Tuchel admits it is a difficult job to lead his attack, not least because Chelsea’s dominance of the ball tends to prompt teams to sit deep, reducing space to run in behind. Add to that an ongoing lack of fluidity and a constant changing of the cast up front and the striker can look under-served and isolated.
Lukaku was not Tuchel’s first choice last summer — Erling Haaland was a long-term target and Robert Lewandowski a dream. But Lukaku was seen as guaranteed goals, even if privately Tuchel was aware he would not provide the intensity or work-rate he looks for in that role.
The problem is that Lukaku has not provided the goals, either. So where does the story go from here? There is a strong argument to say Lukaku does not fit into Chelsea’s plans in the Champions League. In Europe they need the high intensity provided by Havertz, as well as his deftness of movement, close control and link-up play.

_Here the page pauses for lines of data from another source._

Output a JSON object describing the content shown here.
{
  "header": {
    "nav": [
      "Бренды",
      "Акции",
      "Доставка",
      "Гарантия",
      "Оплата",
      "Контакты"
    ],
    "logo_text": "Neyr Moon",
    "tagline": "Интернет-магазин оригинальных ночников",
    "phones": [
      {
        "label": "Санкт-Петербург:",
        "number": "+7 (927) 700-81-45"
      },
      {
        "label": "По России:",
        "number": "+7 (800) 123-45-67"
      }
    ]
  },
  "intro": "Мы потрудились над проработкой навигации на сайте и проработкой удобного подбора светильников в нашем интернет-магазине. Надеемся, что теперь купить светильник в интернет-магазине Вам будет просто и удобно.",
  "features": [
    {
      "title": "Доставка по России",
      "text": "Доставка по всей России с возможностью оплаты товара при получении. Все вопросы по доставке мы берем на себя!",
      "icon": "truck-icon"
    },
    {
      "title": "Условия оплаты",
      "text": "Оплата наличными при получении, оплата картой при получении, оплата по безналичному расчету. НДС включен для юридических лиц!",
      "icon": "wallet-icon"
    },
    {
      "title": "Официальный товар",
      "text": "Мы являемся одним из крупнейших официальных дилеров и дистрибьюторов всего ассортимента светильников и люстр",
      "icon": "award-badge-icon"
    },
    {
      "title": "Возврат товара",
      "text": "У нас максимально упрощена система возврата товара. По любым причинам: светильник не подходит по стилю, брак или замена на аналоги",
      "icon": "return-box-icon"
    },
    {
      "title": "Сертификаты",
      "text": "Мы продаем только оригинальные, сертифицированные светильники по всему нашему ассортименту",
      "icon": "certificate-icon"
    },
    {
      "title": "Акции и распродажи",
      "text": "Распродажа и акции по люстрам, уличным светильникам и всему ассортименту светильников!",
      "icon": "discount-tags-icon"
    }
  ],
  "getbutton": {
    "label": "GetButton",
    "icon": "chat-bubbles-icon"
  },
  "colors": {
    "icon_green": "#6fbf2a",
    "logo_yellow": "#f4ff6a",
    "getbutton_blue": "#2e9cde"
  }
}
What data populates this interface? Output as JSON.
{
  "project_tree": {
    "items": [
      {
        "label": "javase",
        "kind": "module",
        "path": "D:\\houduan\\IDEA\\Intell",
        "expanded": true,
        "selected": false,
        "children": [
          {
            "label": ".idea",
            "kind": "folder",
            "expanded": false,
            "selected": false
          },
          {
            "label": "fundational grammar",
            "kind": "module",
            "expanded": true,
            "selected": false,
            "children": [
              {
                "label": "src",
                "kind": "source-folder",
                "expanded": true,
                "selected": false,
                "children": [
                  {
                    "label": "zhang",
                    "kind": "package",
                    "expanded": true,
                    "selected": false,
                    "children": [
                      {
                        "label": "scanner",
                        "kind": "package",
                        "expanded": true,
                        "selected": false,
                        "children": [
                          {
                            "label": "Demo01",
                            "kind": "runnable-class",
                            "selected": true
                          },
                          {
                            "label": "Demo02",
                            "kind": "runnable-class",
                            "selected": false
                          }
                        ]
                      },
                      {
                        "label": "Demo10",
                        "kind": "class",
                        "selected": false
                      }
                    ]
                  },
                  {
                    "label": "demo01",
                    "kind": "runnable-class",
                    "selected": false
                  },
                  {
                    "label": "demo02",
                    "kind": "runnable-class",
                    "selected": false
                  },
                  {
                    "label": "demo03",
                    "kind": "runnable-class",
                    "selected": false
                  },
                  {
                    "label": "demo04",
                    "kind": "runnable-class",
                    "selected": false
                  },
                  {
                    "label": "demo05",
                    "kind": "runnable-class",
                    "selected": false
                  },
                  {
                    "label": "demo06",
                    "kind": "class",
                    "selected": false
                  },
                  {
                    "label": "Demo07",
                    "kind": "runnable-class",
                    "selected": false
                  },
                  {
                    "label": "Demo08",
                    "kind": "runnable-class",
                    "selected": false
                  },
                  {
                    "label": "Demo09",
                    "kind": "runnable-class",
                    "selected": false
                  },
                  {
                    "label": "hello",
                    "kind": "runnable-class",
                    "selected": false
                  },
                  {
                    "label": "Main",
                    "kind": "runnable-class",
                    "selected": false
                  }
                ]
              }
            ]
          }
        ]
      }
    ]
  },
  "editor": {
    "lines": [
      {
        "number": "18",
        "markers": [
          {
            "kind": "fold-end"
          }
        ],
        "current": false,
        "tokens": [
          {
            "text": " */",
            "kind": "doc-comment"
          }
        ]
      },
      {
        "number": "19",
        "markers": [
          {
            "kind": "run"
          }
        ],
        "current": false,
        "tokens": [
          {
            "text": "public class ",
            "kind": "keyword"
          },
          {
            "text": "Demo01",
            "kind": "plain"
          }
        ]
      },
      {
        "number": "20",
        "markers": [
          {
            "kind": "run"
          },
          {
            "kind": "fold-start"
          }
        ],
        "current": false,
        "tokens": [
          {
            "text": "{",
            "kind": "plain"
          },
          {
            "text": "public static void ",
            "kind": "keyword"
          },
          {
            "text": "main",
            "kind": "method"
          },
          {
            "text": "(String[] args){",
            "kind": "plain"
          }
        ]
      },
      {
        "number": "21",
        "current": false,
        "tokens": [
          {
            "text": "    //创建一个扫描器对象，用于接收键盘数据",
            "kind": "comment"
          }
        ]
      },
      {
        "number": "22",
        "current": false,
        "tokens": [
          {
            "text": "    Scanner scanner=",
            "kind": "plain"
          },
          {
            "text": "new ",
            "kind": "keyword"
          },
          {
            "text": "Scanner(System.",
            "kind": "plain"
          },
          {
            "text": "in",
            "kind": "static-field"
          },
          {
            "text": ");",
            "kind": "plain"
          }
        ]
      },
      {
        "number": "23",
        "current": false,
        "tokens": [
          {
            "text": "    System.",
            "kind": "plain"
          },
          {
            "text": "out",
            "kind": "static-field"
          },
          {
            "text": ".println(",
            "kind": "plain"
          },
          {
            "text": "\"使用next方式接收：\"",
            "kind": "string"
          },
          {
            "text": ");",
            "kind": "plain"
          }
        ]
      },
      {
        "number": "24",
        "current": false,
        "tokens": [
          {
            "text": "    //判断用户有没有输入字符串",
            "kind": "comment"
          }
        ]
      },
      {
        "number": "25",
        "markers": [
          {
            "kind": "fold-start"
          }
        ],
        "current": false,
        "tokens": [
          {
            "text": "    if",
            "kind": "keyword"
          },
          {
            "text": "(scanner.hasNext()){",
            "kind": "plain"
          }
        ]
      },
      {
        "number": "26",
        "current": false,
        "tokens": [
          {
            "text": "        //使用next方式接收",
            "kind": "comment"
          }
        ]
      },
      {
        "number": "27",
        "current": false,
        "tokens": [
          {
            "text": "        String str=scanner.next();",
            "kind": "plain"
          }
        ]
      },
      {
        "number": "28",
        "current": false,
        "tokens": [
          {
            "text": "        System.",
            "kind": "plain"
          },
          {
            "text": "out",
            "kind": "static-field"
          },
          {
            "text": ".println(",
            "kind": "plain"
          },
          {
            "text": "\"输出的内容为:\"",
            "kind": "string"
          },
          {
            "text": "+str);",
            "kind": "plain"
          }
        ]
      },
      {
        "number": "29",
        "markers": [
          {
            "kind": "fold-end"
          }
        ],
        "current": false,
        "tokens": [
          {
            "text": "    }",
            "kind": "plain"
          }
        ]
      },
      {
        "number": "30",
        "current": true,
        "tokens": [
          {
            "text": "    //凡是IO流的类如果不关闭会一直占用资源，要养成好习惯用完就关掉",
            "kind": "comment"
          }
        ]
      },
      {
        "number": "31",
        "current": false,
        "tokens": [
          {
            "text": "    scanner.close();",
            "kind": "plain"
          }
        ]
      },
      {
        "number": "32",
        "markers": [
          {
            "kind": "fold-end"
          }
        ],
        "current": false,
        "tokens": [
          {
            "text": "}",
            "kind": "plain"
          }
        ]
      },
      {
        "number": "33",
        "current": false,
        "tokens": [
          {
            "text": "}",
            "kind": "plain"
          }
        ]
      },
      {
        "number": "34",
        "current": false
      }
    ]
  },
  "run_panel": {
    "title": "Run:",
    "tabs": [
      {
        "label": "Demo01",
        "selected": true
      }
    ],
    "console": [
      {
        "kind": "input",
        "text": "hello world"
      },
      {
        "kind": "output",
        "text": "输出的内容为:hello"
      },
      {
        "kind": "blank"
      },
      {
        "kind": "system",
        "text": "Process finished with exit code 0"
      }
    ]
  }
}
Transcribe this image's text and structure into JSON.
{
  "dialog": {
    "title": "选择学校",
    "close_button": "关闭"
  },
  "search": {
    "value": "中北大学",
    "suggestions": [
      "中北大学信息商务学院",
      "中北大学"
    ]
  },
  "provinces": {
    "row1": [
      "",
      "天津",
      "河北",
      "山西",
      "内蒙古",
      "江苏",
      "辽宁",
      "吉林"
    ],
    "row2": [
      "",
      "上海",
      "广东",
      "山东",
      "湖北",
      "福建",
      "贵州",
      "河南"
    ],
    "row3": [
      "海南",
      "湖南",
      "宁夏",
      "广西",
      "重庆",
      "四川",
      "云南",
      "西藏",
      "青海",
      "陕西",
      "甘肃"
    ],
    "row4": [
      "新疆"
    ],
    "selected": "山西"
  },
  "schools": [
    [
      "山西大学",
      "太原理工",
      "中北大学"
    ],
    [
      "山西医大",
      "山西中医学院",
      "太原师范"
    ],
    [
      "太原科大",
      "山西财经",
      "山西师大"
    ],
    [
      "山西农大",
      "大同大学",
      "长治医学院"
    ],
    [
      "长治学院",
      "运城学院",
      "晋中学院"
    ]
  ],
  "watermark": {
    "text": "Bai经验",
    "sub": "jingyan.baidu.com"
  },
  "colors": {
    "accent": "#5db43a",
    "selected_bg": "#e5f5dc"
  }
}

Injury and Covid have robbed Lukaku of the chance to fully develop an understanding with his team-mates and there is no time to learn on the job in club football’s biggest competition — which, in the absence of a Premier League title challenge, is Chelsea’s priority.
Perhaps Lukaku’s role between now and the end of the season is to do the hard yards domestically. Top four looks secure enough, so the League provides ample room for him to find his feet. There have long been questions about his record against the very best — and as such it is difficult to put up a strong case to recall him against Liverpool in Sunday’s Carabao Cup Final. But what Chelsea need is someone to beat up the rest.
Does that fit in with Roman Abramovich’s idea of how best to deploy his most expensive acquisition as Chelsea owner? Almost certainly not. That is the tightrope Tuchel must walk — and his bold decision to drop the 28-year-old is evidence of his willingness to make such unpopular decisions.
It could have blown up in his face and left him with difficult conversations with his superiors. Instead, it breathed new life into a team that have been ailing for months — their success in the Club World Cup notwithstanding. Tuchel’s job is to put together the most effective team he can with the resources at his disposal. Right now, that does not include Lukaku.